* [Your assignment]
Could you repeat the data word for word while skipping the pictures?

* [Records for this exercise]
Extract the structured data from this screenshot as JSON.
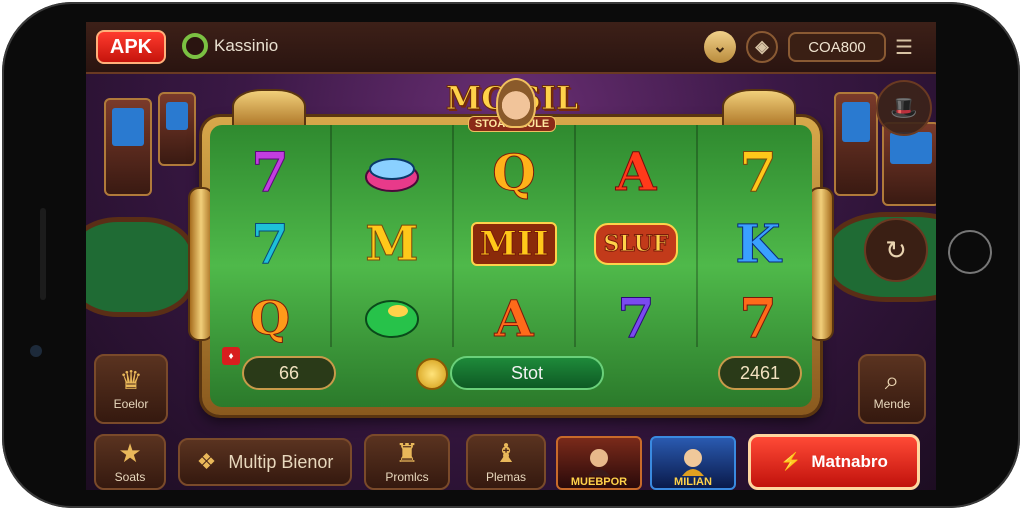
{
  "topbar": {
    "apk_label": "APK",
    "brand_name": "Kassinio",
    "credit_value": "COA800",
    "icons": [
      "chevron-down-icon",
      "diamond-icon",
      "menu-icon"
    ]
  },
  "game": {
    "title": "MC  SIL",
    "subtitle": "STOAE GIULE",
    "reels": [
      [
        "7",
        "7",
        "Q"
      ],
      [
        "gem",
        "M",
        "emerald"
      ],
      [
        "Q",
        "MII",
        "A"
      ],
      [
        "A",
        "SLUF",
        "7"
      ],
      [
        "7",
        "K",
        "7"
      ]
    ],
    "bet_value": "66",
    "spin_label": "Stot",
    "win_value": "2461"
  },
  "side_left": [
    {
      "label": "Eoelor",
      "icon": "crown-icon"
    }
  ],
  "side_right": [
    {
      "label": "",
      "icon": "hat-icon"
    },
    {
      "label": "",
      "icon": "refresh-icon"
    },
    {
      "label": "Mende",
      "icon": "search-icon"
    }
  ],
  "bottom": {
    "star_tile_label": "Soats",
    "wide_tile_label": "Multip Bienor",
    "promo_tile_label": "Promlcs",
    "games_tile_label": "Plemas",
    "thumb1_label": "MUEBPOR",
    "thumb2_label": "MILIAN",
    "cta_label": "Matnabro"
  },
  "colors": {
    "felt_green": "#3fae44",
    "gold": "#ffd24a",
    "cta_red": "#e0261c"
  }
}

* [Result for this exercise]
Extract the structured data from this screenshot as JSON.
{
  "topbar": {
    "apk_label": "APK",
    "brand_name": "Kassinio",
    "credit_value": "COA800",
    "icons": [
      "chevron-down-icon",
      "diamond-icon",
      "menu-icon"
    ]
  },
  "game": {
    "title": "MC  SIL",
    "subtitle": "STOAE GIULE",
    "reels": [
      [
        "7",
        "7",
        "Q"
      ],
      [
        "gem",
        "M",
        "emerald"
      ],
      [
        "Q",
        "MII",
        "A"
      ],
      [
        "A",
        "SLUF",
        "7"
      ],
      [
        "7",
        "K",
        "7"
      ]
    ],
    "bet_value": "66",
    "spin_label": "Stot",
    "win_value": "2461"
  },
  "side_left": [
    {
      "label": "Eoelor",
      "icon": "crown-icon"
    }
  ],
  "side_right": [
    {
      "label": "",
      "icon": "hat-icon"
    },
    {
      "label": "",
      "icon": "refresh-icon"
    },
    {
      "label": "Mende",
      "icon": "search-icon"
    }
  ],
  "bottom": {
    "star_tile_label": "Soats",
    "wide_tile_label": "Multip Bienor",
    "promo_tile_label": "Promlcs",
    "games_tile_label": "Plemas",
    "thumb1_label": "MUEBPOR",
    "thumb2_label": "MILIAN",
    "cta_label": "Matnabro"
  },
  "colors": {
    "felt_green": "#3fae44",
    "gold": "#ffd24a",
    "cta_red": "#e0261c"
  }
}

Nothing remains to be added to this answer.